Paul McGinley will tee it up in Hong Kong this week with the World Cup on his mind.
The Dubliner decided last week to enter the UBS Hong Kong Open at Fanling after being snubbed for an invite to the HSBC Champion Tournament in Shanghai.
McGinley failed to make the elite field in China after a disastrous season that featured nine missed cuts and just three top tens.
But with the Barbados World Cup alongside Padraig Harrington just three weeks away he badly needs to keep his game ticking over.
McGinley rapped: "I desperately wanted to play the HSBC Champions Tournament in Shanghai and had looked for an invitation on the basis that I was the only Ryder Cup player not exempt who wanted to play and the fact that the closing date in September was the week I fell out of the top 50 in the World Rankings to No 52.
"In the light of the fact that I am committed to playing the World Cup at Sandy Lane in early December I felt it’s important to keep my hand in competitively by entering the UBS Hong Kong Open."
McGinley was ranked 18th in the world following his Volvo Masters win just over a year ago.
But he has since slipped to 57th and is keen to come out all guns blazing in Hong Kong where Damien McGrane, Peter Lawrie and Gary Murphy will also kick of the 2007 European season.
Competition for the title will be red-hot with Michael Campbell and Retief Goosen, who were third in Shanghai, also in the field alongside defending champion Colin Montgomerie and 2004 winner Miguel Angel Jimenez.
European No 1 Harrington won't be in Hong Kong, where he won in 2004, but the in-form Dubliner will remain in Asia following his share of sixth place behind Yang Yong-eun in Shanghai on Sunday.
Harrington has hit a rich vein of form in recent months and will be gunning for more cash and glory alongside Tiger Woods, David Howell, Ian Poulter and Justin Rose in the €1.3 million Dunlop Phoenix event in Japan.
The Dubliner, 35, is one of the biggest threats to Woods bid for a hat-trick of Dunlop Phoenix wins and is looking forward to his first start in Japan since 1999.
Harrington, who remained at No 11 in the latest World Rankings, finished 22nd in the Casio World Open that year but is hoping for better this time around after a decent finish in Shanghai on Sunday.
He said: "Yes it is nice to see somewhere different.

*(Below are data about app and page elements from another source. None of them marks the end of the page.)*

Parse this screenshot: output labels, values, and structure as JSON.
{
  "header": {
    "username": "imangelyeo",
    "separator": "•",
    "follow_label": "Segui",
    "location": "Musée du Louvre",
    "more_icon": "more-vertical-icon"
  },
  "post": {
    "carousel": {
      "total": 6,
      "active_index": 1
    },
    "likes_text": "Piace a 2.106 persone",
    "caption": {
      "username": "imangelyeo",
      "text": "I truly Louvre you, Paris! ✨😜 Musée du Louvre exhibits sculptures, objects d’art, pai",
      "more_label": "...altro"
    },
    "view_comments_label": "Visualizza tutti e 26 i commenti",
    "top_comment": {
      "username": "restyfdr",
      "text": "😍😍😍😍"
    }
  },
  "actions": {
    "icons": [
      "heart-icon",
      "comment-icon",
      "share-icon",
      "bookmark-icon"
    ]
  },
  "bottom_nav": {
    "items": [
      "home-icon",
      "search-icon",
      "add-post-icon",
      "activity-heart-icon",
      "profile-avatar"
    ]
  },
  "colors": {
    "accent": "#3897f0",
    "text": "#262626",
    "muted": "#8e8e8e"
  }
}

I hear the course is very good."
And he's happy with the way he's playing after recovering from a disastrous triple bogey at the 18th on Saturday with an eagle finish to his final round in China.
He added: "It has been very, very good. Sunday was excellent all the way through but Saturday could have been a little better.
"I was pretty focused all week and wasn't finding any distractions. I will look forward to when they get the greens a little bit firmer, that would suit me more."